» **YOUR ASSIGNMENT**:
List each line of the data in which the string "date" appears.
___ TASK INPUT
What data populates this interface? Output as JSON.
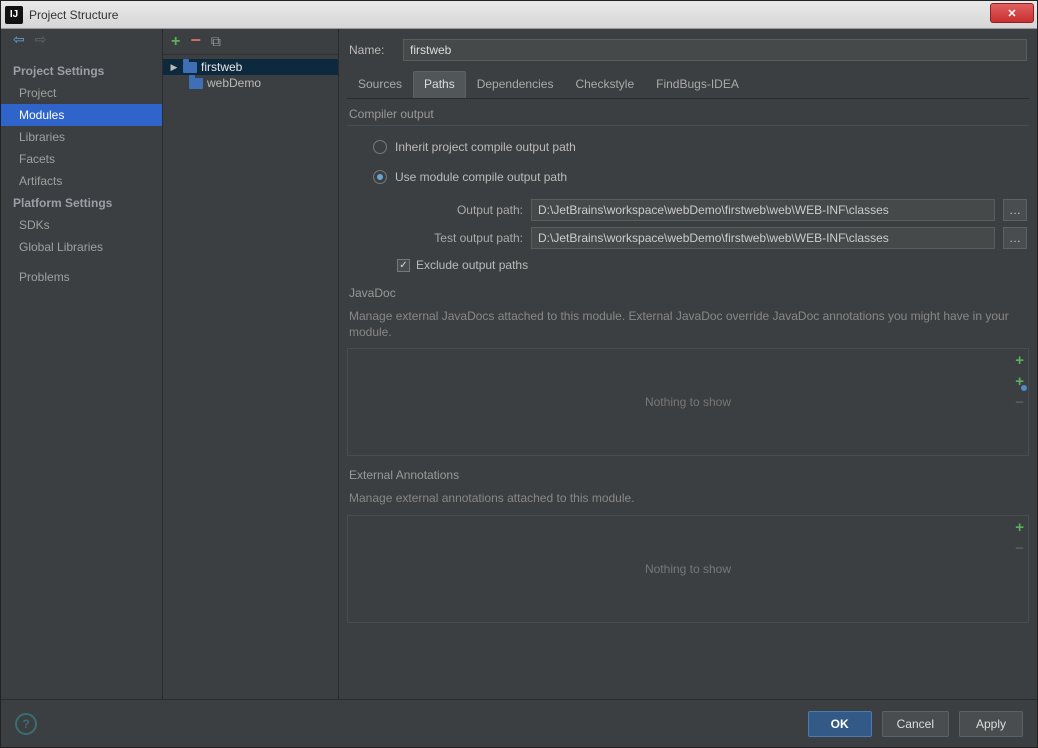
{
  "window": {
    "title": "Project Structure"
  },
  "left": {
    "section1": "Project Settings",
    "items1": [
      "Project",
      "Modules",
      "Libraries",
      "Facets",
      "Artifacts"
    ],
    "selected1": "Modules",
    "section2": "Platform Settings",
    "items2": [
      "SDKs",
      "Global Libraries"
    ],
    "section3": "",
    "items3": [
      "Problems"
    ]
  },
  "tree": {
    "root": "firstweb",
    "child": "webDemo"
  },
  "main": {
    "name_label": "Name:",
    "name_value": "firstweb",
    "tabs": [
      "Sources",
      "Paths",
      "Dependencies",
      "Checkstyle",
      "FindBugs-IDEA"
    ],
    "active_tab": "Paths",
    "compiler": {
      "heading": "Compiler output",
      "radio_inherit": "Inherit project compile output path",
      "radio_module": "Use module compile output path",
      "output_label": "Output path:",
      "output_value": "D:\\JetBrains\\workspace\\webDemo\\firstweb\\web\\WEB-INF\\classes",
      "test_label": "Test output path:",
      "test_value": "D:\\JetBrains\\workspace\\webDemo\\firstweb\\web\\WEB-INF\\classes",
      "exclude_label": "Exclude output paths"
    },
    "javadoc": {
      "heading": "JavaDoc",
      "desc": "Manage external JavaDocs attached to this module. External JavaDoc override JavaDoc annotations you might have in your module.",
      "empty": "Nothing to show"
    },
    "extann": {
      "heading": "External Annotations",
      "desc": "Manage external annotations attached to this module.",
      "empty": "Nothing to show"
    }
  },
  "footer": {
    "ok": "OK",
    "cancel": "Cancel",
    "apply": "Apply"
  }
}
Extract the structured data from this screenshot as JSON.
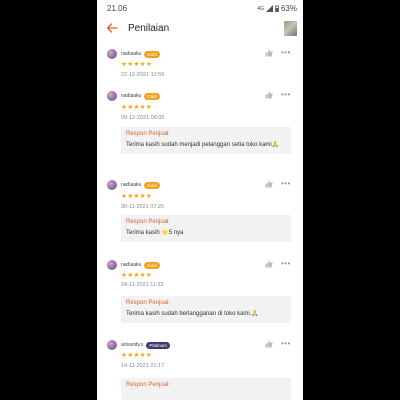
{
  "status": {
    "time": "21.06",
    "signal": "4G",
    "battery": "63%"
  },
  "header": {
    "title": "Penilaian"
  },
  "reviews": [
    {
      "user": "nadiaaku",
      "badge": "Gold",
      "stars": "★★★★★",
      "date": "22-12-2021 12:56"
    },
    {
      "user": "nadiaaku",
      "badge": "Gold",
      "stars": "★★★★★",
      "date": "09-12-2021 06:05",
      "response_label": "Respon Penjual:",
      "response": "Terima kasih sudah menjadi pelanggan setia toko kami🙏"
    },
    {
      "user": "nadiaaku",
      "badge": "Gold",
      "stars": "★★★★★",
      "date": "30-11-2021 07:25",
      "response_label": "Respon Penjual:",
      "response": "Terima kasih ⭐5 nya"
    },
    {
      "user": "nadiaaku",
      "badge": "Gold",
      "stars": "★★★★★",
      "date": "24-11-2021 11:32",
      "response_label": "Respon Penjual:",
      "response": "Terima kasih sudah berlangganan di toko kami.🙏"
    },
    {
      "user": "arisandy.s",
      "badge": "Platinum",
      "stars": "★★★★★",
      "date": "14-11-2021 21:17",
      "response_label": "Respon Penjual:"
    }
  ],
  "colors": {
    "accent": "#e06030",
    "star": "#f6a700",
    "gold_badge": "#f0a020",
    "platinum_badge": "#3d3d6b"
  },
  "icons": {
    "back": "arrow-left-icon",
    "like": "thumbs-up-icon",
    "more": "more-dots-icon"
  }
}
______
» **FINISHED TASK**:
      "date": "22-12-2021 12:56"
      "date": "09-12-2021 06:05",
      "date": "30-11-2021 07:25",
      "date": "24-11-2021 11:32",
      "date": "14-11-2021 21:17",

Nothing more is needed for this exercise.